Orange bitters arrived a bit late to the cocktail party, but not by much. In the earliest cocktail books, such as Jerry Thomas’s How to Mix Drinks (1876) and Harry Johnson’s Bartender’s Manual (1882), only aromatic bitters are suggested, though Jerry Thomas does list a recipe for orange bitters in the first edition of his book. This trend continued until the early 1890s when it started popping up in recipes for gin drinks. Legendary San Francisco cocktail dispenser William “Cocktail” Boothby published the first edition of Cocktail Boothby’s American Bar-Tender in 1891, and though it is much shorter than later editions of the book, this original version contains several requests for orange bitters, including one for the excellent turf cocktail; a predecessor to the martini.
If there were a popular brand of orange bitters before prohibition, it did not survive the great die-off of the early 20th century. There are no storied orange bitter brands that can be picked up at the grocery store the way Angostura bitters or Peychaud's bitters can. That said, there is a great brand of orange bitters that can be procured easily, and it has a great story; it just happens to be from the 1990s, not the 1890s. Frustrated by the lack of good bitters available in Manhattan, Gaz Regan and his wife began experimenting with ways to make their own. As the Regans improved their recipe, entrepreneurial ideas arose and eventually a partnership was formed with the Sazerac Company, longtime producers of Peychaud’s. This would result in Regan’s orange bitters, which have become the most popular orange bitters around. Gaz, who went on to write The Joy of Mixology, writes in detail (and sometimes in comic sans) about the origin of the recipe, including a part where they had to make the bitters taste worse to please the Federal Tax & Trade Bureau.
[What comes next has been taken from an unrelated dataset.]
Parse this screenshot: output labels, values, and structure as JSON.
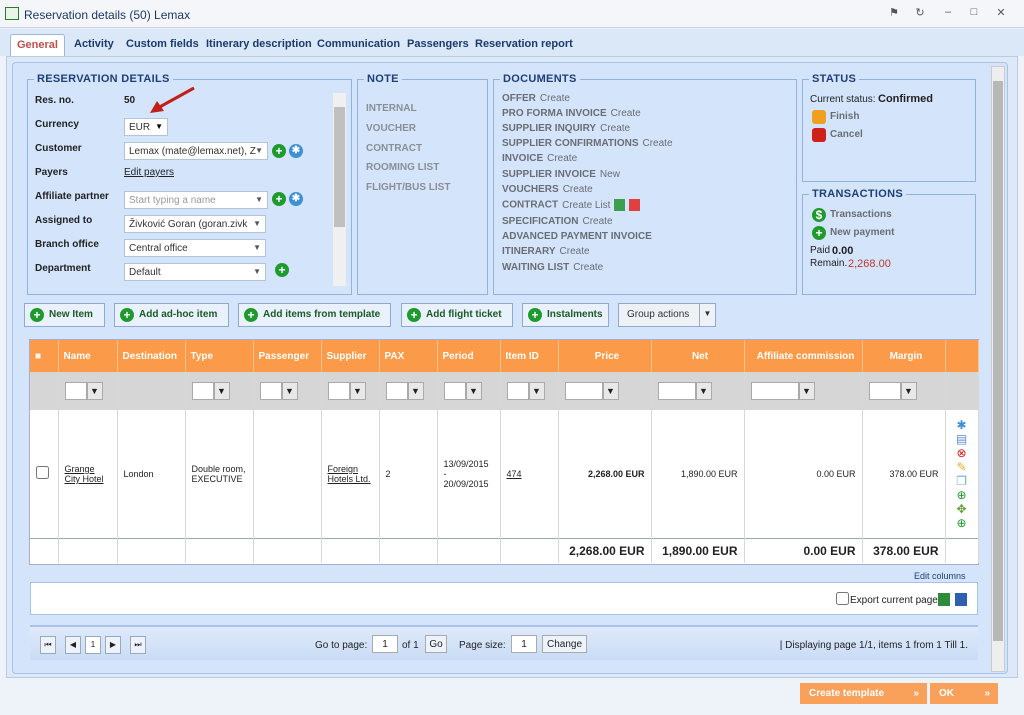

Today, orange bitters are widely requested in recipes far and wide, and may be the most versatile bitters behind a bar. Sweeter, fruitier, and with fewer baking spice notes, orange bitters are perfect for long drinks, summer coolers, and more delicate classics like the martini, turf, and ford. It is also perfect in contemporary classics like the scorched earth, fair harvard, and revolver. Martini style drinks, in particular, seem to benefit greatly from their addition. Regan’s is the standard orange bitters, but fee brother’s makes a more affordable option that is good, as well as Angostura. As an added bonus, orange bitters tend to impart little color to a drink, aiding in the presentation of clear or jewel-toned cocktails. Fee Brother's version is completely clear, making it perfect for drinks where a translucent presentation is essential.